Stored data:

——————

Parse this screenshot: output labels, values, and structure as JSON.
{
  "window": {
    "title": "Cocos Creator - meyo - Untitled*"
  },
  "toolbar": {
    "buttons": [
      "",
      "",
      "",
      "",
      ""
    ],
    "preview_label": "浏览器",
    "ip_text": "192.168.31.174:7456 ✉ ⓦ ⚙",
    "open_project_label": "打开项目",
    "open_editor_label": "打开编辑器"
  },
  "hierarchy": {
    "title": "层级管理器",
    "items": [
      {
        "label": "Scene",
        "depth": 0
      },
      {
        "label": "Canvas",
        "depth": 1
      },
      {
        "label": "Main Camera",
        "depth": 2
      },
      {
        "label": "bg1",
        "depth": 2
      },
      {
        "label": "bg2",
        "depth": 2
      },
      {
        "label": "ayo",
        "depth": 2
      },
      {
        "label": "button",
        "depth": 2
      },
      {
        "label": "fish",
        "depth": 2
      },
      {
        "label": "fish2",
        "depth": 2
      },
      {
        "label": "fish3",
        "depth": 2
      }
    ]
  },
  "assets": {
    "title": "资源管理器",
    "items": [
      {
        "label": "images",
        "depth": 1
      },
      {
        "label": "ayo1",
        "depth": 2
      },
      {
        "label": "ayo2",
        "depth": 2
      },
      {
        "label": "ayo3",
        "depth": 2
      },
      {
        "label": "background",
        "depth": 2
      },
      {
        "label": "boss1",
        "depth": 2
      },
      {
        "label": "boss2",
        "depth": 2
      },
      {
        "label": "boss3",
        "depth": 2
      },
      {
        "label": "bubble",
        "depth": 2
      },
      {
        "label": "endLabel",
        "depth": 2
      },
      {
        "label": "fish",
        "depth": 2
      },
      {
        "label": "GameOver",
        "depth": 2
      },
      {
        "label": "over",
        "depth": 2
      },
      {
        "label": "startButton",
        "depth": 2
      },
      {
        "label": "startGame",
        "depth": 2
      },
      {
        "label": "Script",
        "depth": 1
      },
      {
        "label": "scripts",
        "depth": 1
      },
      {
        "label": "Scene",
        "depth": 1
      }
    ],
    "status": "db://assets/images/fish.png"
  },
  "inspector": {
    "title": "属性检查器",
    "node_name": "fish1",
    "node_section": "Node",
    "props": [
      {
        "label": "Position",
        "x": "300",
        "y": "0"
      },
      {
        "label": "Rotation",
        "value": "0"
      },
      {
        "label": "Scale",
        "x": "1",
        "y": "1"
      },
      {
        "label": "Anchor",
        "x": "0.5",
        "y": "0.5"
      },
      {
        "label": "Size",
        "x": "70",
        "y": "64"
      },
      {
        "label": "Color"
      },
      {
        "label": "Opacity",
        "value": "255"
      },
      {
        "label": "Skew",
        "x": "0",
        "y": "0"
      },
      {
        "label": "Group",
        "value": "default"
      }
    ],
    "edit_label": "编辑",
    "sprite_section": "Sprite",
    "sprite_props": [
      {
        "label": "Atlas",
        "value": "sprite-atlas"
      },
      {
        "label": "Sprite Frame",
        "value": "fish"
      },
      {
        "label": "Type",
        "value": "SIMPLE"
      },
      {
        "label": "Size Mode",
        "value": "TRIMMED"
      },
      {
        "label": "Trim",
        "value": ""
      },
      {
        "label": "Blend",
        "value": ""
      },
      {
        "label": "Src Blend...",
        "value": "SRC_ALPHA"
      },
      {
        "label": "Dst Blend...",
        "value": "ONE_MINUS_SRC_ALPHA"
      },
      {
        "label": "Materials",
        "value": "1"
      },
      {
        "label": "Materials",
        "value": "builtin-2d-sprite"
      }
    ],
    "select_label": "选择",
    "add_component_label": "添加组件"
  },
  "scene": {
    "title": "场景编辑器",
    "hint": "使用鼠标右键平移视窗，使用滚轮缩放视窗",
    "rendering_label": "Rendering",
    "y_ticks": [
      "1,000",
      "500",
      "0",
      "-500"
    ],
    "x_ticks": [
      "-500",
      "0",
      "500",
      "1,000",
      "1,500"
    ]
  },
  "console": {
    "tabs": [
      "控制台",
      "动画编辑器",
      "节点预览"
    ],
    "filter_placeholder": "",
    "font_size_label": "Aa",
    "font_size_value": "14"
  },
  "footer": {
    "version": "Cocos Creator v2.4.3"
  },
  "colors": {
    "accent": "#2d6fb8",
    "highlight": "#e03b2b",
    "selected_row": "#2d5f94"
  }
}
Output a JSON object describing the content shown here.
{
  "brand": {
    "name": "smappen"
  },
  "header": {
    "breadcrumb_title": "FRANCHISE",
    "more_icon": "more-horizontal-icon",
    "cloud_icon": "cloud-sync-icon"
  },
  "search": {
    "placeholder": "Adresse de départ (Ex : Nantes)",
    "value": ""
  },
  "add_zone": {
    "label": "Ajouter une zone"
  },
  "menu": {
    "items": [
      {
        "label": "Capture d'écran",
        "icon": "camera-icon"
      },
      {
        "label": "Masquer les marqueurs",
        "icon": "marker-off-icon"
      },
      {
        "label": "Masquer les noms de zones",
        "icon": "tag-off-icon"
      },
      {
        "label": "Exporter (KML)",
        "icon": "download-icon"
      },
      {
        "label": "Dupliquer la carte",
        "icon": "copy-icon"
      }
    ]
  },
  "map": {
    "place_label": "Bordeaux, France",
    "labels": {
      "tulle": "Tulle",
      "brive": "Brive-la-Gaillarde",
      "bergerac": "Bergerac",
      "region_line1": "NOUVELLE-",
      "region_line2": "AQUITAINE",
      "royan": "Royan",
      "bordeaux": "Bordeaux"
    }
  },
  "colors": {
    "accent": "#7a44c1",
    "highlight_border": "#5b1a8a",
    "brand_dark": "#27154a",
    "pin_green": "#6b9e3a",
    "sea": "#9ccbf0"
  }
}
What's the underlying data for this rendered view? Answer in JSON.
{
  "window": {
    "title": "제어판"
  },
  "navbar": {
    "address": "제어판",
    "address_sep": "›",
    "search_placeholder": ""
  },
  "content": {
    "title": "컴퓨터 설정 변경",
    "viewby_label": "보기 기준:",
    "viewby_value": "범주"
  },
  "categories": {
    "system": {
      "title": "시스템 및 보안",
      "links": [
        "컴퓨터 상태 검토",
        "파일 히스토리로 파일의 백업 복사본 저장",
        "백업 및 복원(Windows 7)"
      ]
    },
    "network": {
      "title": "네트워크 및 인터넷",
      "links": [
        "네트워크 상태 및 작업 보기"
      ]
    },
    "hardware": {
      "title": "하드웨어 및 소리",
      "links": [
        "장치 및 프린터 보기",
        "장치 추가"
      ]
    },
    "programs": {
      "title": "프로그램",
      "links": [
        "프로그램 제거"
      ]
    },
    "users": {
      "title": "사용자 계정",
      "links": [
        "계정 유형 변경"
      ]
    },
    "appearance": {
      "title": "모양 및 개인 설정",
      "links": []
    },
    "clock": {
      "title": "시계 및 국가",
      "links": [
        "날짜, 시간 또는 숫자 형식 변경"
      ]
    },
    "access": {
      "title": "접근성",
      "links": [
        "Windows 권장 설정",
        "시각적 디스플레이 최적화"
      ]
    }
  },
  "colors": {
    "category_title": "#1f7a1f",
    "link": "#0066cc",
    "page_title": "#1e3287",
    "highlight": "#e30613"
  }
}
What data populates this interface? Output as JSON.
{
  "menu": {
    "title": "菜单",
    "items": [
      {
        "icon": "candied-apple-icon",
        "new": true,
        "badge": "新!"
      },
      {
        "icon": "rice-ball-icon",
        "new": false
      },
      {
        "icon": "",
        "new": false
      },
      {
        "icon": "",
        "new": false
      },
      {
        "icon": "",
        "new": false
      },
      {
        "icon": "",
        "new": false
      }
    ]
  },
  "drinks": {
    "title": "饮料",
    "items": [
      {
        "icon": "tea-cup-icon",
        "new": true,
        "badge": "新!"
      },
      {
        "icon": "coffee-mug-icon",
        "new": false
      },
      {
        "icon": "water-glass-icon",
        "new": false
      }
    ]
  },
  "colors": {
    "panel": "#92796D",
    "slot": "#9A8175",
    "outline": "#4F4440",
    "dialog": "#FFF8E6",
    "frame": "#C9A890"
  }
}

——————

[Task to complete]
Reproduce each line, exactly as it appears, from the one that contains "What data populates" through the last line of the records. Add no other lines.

[Output for this task]
What data populates this interface? Output as JSON.
{
  "menu": {
    "title": "菜单",
    "items": [
      {
        "icon": "candied-apple-icon",
        "new": true,
        "badge": "新!"
      },
      {
        "icon": "rice-ball-icon",
        "new": false
      },
      {
        "icon": "",
        "new": false
      },
      {
        "icon": "",
        "new": false
      },
      {
        "icon": "",
        "new": false
      },
      {
        "icon": "",
        "new": false
      }
    ]
  },
  "drinks": {
    "title": "饮料",
    "items": [
      {
        "icon": "tea-cup-icon",
        "new": true,
        "badge": "新!"
      },
      {
        "icon": "coffee-mug-icon",
        "new": false
      },
      {
        "icon": "water-glass-icon",
        "new": false
      }
    ]
  },
  "colors": {
    "panel": "#92796D",
    "slot": "#9A8175",
    "outline": "#4F4440",
    "dialog": "#FFF8E6",
    "frame": "#C9A890"
  }
}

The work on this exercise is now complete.